Items from a data source

-- -- --

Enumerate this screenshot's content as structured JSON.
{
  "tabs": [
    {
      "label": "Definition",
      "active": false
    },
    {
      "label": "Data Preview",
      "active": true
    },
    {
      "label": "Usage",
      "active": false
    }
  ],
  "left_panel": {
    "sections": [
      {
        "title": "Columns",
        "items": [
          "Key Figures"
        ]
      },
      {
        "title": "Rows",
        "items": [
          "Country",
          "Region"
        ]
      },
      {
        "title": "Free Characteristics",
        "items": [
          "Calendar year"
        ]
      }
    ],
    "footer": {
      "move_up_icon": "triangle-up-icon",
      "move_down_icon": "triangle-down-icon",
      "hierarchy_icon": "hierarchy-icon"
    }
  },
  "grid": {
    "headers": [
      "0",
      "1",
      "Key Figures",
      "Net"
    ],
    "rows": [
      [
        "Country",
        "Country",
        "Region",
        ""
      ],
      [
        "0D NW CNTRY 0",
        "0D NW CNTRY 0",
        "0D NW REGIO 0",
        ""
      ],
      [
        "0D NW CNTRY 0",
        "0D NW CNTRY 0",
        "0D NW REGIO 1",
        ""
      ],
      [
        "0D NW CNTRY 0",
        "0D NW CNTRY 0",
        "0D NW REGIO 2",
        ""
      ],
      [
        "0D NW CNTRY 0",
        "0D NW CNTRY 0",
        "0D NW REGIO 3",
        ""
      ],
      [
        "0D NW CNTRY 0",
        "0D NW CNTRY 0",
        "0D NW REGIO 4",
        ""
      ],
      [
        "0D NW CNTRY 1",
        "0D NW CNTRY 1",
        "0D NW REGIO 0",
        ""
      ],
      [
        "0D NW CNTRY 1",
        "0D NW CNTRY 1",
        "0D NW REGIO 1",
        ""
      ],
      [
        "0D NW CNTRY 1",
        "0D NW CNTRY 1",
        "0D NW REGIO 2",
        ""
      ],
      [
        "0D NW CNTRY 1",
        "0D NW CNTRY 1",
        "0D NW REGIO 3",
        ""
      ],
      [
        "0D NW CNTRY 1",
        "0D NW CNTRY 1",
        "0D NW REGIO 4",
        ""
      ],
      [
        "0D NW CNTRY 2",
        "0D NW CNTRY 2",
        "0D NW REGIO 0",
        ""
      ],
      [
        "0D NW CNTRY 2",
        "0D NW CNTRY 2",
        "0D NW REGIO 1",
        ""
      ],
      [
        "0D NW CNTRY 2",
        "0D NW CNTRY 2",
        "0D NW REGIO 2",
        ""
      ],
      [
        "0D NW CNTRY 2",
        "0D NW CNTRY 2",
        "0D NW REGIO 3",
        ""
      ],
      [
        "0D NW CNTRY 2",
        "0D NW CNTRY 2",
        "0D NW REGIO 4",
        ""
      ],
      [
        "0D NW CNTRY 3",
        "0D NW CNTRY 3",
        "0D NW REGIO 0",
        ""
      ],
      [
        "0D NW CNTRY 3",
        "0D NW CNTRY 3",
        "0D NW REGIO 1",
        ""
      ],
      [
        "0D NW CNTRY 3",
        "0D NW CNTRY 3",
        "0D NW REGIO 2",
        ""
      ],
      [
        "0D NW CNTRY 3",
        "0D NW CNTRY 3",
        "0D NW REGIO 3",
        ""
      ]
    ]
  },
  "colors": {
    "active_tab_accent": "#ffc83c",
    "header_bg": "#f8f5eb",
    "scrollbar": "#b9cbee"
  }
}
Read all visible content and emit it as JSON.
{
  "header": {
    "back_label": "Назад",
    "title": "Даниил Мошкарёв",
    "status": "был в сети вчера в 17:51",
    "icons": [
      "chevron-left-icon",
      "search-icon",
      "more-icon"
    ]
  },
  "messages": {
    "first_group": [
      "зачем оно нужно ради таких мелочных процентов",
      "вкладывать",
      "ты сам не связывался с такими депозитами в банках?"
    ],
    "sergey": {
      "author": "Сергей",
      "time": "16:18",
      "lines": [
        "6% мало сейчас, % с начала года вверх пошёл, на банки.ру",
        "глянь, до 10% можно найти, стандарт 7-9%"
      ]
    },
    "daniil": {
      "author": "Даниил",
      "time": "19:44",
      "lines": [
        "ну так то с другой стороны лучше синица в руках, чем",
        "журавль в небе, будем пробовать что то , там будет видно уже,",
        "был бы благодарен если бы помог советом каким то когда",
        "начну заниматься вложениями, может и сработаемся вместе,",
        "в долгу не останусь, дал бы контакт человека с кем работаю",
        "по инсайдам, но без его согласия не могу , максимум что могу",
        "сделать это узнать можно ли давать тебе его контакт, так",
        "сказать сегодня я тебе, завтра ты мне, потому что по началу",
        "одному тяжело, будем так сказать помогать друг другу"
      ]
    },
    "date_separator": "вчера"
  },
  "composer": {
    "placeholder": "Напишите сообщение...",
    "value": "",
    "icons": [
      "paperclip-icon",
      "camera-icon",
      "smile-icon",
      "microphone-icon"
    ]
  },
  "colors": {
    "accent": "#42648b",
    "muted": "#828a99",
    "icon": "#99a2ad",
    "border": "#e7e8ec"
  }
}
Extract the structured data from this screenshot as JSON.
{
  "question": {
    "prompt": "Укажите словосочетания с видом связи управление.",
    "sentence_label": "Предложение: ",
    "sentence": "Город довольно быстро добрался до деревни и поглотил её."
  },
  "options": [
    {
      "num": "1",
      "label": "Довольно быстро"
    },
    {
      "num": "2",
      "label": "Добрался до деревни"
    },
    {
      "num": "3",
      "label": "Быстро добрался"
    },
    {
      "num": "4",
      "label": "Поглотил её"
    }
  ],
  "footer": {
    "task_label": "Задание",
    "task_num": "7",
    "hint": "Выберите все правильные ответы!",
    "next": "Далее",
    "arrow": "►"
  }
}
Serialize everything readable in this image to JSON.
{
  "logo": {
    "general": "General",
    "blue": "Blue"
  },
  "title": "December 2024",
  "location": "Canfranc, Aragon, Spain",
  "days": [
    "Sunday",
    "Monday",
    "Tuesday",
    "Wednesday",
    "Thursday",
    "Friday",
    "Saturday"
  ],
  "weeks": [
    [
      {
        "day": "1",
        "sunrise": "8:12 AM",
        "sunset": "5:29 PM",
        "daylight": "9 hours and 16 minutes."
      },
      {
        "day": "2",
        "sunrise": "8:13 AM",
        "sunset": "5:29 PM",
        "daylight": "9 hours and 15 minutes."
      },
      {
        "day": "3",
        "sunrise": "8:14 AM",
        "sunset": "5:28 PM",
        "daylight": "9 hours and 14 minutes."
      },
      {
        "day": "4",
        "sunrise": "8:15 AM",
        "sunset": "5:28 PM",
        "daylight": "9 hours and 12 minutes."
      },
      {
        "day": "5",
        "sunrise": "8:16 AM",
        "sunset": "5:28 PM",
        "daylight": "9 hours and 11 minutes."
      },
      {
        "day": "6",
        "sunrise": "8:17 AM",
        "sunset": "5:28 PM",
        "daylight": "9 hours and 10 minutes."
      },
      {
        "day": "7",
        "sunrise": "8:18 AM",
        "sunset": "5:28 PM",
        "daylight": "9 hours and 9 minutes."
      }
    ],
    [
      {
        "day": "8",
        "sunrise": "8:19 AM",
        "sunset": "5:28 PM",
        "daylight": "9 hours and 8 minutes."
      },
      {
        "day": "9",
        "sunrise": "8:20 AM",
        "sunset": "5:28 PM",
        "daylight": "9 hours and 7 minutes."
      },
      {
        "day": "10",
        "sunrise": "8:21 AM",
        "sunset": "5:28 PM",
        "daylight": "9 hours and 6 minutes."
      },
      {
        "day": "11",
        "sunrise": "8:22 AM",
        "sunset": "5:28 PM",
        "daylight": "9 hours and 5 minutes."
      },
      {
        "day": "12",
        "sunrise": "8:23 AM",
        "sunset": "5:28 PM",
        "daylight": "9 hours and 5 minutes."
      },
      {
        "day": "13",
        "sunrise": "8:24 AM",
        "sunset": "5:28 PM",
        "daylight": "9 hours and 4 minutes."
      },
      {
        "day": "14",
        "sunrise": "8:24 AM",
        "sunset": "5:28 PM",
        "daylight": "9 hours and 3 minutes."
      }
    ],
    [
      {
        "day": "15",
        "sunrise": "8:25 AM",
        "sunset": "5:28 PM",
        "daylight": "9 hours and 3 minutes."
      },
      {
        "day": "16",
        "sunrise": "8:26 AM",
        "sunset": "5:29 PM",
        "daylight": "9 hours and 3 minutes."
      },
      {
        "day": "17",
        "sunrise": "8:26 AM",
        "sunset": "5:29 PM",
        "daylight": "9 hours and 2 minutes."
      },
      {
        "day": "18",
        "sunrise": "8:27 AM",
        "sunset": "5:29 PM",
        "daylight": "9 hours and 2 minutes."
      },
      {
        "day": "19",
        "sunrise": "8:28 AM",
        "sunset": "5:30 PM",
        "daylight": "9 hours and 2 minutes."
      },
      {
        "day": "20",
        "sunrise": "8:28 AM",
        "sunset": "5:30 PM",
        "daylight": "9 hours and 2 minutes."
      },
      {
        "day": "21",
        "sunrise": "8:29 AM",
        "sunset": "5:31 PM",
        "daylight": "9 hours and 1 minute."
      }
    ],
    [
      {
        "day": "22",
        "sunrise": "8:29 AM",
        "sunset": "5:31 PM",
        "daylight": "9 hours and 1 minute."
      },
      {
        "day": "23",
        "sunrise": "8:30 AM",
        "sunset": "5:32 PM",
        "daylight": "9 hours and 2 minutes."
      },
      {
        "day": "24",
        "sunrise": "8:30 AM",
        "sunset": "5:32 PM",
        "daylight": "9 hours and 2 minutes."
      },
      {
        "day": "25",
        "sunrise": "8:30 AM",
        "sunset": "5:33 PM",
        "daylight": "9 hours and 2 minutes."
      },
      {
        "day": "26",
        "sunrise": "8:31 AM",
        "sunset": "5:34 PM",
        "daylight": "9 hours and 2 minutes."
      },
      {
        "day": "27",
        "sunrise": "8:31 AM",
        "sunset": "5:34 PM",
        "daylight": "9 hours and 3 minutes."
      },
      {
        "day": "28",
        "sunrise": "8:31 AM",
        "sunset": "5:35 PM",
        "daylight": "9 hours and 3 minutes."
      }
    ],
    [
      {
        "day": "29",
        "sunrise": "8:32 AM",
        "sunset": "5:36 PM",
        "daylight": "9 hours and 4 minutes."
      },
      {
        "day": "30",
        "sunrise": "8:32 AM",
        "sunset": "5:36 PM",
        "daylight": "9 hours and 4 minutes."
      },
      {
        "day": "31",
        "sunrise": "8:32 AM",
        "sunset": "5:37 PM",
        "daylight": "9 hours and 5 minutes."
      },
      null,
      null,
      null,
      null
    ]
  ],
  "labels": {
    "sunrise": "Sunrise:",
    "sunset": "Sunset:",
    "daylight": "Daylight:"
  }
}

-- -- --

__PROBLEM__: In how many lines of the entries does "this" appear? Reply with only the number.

__SOLVED EXERCISE__: 3